You may have noticed that the expected “Plan well” tip hasn’t appeared yet – that’s because before you can effectively plan for a smooth migration, you must know what you need to move first. Too many times we have seen that looking at discovery as an afterthought leads to migrations having to be put on hold, delayed, and in extreme circumstances restarted from scratch after discovering content has been migrated containing information that cannot be in a cloud environment.
Thoroughly interrogating SharePoint content is critical to preventing surprises that need to be mitigated; in almost all cases, it is less effort to do this either before or during the migration depending on the need. A good example is file name and path length – while Microsoft products do impose character limitations, it’s not unusual for these to be exceeded in on-premises legacy environments. Being aware of these files and paths before the migration allows pre-emptive planning to prevent delays and loss of productivity or access to content.
Additionally, scanning for specific information in your on-premises content (such as PII) and applying metadata classifying it prior to migration will allow the use of filtering, and automated application of governance controls in the SharePoint Online environment.
3. Finalize & Formalize Your SharePoint Online Governance Plans
When moving to SharePoint Online, you’ll avoid unnecessary effort and headaches by determining how the organization will use the governance tools the Microsoft 365 platform provides prior to migrating content.
If content has been pre-classified and governance rules for the Microsoft 365 tenant pre-determined, they can be configured to automatically be applied to content as it migrates into the destination. This ensures that all content is properly governed, risks are managed, and information is protected appropriately from the very beginning.
4. Reduce Risk by “Resetting” Permissions
In any case possible, consider “resetting” the permissions of your content during the migration to SharePoint Online.

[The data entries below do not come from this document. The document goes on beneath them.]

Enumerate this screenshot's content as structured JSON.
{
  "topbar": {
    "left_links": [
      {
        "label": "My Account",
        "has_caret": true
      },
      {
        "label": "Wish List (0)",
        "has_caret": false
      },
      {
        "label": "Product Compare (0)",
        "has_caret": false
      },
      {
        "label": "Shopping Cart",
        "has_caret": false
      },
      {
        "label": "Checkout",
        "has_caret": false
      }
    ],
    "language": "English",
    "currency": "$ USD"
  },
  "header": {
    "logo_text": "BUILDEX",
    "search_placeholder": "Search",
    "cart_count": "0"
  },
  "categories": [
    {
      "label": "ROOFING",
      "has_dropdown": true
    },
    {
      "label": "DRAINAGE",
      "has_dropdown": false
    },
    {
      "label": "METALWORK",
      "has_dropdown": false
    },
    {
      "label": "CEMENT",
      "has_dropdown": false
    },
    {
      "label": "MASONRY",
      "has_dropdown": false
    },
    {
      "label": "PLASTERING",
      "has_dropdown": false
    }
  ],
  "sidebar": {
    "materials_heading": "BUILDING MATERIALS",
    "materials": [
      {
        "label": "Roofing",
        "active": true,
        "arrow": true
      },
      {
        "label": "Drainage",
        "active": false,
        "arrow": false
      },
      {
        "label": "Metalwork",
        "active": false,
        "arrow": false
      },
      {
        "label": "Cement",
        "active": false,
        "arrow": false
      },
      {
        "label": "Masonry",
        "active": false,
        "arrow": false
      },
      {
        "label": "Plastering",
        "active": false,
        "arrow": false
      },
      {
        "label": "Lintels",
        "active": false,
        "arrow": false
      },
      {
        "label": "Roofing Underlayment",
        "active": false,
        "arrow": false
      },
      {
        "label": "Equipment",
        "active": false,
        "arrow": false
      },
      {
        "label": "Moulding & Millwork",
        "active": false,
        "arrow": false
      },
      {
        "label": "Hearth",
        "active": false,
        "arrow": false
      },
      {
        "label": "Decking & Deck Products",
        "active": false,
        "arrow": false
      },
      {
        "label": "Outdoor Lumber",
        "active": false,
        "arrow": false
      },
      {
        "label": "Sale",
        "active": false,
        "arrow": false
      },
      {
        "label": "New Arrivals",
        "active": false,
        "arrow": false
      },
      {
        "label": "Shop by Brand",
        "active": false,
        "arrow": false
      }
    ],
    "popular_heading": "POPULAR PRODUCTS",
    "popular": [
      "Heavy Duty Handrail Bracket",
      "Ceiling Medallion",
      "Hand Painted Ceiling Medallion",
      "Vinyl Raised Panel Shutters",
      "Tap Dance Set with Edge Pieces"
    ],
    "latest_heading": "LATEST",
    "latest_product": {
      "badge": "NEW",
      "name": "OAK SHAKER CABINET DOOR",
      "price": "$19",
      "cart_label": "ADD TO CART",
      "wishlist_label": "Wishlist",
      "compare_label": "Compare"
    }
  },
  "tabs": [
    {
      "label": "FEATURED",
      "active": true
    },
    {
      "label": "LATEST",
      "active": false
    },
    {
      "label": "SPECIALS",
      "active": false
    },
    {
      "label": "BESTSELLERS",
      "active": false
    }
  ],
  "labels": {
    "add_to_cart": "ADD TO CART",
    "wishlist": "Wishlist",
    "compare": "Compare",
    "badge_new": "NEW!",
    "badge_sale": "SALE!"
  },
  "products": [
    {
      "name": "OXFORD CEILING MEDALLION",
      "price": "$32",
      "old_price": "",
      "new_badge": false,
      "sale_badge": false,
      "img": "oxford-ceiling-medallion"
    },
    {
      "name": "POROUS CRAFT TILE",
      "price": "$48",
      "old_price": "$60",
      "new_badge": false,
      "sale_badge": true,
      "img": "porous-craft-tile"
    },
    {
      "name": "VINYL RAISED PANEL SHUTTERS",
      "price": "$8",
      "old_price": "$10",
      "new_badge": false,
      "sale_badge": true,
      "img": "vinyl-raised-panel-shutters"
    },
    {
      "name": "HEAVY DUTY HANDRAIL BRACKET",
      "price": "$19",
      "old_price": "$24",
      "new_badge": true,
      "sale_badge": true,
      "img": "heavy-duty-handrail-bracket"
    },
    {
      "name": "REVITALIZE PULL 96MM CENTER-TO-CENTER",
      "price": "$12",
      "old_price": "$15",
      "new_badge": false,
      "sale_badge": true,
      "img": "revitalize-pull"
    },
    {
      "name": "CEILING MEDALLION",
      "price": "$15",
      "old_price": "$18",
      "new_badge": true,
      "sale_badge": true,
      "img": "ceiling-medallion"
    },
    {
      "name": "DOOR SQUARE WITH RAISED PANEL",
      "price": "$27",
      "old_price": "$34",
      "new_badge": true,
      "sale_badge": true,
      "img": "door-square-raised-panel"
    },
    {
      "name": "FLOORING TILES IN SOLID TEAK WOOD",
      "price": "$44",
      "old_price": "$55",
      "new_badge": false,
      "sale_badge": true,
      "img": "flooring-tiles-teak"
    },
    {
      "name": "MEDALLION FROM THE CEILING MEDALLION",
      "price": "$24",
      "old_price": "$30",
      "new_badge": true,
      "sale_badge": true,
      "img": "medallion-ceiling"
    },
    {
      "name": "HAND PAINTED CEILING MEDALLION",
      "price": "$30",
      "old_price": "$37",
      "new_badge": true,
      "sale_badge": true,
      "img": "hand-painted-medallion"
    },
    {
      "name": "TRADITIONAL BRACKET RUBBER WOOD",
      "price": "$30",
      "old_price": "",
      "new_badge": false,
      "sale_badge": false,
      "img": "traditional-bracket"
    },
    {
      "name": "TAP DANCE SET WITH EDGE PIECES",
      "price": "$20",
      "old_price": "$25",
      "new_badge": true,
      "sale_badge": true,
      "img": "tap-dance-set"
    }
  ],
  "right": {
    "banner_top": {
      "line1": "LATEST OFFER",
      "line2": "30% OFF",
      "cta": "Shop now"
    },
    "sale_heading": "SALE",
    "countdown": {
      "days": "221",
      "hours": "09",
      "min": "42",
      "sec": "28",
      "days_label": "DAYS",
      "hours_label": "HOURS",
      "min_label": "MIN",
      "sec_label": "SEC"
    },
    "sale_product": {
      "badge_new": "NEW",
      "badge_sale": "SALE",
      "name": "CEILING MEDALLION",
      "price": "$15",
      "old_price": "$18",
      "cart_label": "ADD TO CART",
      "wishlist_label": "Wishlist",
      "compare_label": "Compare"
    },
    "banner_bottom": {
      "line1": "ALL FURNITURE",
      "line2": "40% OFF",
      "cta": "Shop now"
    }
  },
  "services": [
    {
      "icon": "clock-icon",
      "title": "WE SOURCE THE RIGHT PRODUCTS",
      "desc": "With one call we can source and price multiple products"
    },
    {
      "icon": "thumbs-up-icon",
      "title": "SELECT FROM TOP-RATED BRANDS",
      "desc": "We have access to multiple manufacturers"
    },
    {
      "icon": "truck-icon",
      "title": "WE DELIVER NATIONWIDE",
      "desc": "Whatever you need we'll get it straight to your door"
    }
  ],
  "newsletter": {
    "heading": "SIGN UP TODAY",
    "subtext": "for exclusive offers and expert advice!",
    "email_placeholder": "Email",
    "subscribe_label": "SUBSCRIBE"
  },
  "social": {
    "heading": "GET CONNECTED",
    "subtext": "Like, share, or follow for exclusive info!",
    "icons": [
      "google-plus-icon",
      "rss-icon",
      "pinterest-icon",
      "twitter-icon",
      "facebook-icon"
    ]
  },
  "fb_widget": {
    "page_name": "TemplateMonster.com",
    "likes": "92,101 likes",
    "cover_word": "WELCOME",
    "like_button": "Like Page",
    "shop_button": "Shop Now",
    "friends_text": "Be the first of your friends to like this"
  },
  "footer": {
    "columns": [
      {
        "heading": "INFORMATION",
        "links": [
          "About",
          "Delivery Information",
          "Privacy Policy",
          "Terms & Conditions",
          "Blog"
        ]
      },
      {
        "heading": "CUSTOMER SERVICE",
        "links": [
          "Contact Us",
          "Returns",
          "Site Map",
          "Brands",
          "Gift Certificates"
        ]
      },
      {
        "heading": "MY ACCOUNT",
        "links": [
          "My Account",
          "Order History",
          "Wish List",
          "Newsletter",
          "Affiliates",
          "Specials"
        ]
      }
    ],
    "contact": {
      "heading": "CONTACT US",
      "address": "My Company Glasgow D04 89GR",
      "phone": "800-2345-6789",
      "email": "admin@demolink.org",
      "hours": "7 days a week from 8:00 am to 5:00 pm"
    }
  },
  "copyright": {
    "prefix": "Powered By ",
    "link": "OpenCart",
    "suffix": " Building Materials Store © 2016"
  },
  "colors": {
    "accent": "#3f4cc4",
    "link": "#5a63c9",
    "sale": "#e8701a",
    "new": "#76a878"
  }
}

By allowing migrated content to inherit permissions rather than migrating possibly improper access to content, you both reduce risk and ensure your governance plan can be automatically implemented and enforced with confidence.
With an automatically enforced governance plan in place, users can easily re-share content using native Microsoft 365 controls if needed, and the governance plan will prevent improper sharing or access to sensitive content.
5. Pilot Your Plan
Make sure your migration project has room for pilot or test migrations to validate that your migration plan will work the way you think it will. By finding an appropriate data set to test with and confirming the assumptions made during the discovery and planning process, immense amounts of suffering can be prevented. It is far better to discover a bad assumption, incorrect setting, or other underlying concern that will derail the production environment before throwing the switch on a 100 TB migration than partway through the multi-day operation.
When piloting your migration plan, be sure to select data set(s) that will test each possible or discovered issue and the mitigation strategy for it. Be prepared to test workflows in the destination prior to migrating content, and then afterward to confirm the expected results.
Include the stakeholders and people who work with the content; their input from the beginning can save much time and effort. (For example – if the stakeholders never use the workflow or don’t like it, why bother migrating it at all?)
Bonus Tip: Ask for Help
Migrations aren’t something most organizations do very often; it’s just the nature of the task. And many organizations will never perform more than one SharePoint to SharePoint Online migration. This makes it hard for an organization to develop the kind of wealth of experience they can when it comes to other technology concerns and operations.
That makes it a perfect use case for getting help via tools to discover and migrate the content, consultants to assist in the planning process, or full migration-as-a-service. Any of the available options on the market will help your organization migrate to the cloud with confidence.